▸ Your goal
A word-for-word repetition of the records beneath this task is the expected answer.

▸ Data
*** Begin section ***

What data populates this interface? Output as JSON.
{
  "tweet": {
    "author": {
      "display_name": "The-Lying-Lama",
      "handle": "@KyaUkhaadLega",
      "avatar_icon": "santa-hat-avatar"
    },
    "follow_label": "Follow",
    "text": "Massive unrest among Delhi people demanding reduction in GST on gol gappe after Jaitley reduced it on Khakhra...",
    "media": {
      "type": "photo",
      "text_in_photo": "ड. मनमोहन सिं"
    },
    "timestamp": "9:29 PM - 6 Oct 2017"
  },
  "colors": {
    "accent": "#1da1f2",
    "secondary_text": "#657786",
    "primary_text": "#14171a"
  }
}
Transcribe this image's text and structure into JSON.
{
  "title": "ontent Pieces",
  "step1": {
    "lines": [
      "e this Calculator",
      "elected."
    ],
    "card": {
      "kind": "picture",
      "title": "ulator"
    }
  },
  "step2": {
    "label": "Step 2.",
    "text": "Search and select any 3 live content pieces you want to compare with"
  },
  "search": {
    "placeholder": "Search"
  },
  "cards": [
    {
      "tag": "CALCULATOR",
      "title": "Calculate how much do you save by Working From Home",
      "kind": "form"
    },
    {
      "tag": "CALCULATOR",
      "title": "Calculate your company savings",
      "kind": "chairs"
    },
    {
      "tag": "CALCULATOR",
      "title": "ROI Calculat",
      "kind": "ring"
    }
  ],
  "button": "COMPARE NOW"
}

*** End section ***

▸ Reply
What data populates this interface? Output as JSON.
{
  "tweet": {
    "author": {
      "display_name": "The-Lying-Lama",
      "handle": "@KyaUkhaadLega",
      "avatar_icon": "santa-hat-avatar"
    },
    "follow_label": "Follow",
    "text": "Massive unrest among Delhi people demanding reduction in GST on gol gappe after Jaitley reduced it on Khakhra...",
    "media": {
      "type": "photo",
      "text_in_photo": "ड. मनमोहन सिं"
    },
    "timestamp": "9:29 PM - 6 Oct 2017"
  },
  "colors": {
    "accent": "#1da1f2",
    "secondary_text": "#657786",
    "primary_text": "#14171a"
  }
}
Transcribe this image's text and structure into JSON.
{
  "title": "ontent Pieces",
  "step1": {
    "lines": [
      "e this Calculator",
      "elected."
    ],
    "card": {
      "kind": "picture",
      "title": "ulator"
    }
  },
  "step2": {
    "label": "Step 2.",
    "text": "Search and select any 3 live content pieces you want to compare with"
  },
  "search": {
    "placeholder": "Search"
  },
  "cards": [
    {
      "tag": "CALCULATOR",
      "title": "Calculate how much do you save by Working From Home",
      "kind": "form"
    },
    {
      "tag": "CALCULATOR",
      "title": "Calculate your company savings",
      "kind": "chairs"
    },
    {
      "tag": "CALCULATOR",
      "title": "ROI Calculat",
      "kind": "ring"
    }
  ],
  "button": "COMPARE NOW"
}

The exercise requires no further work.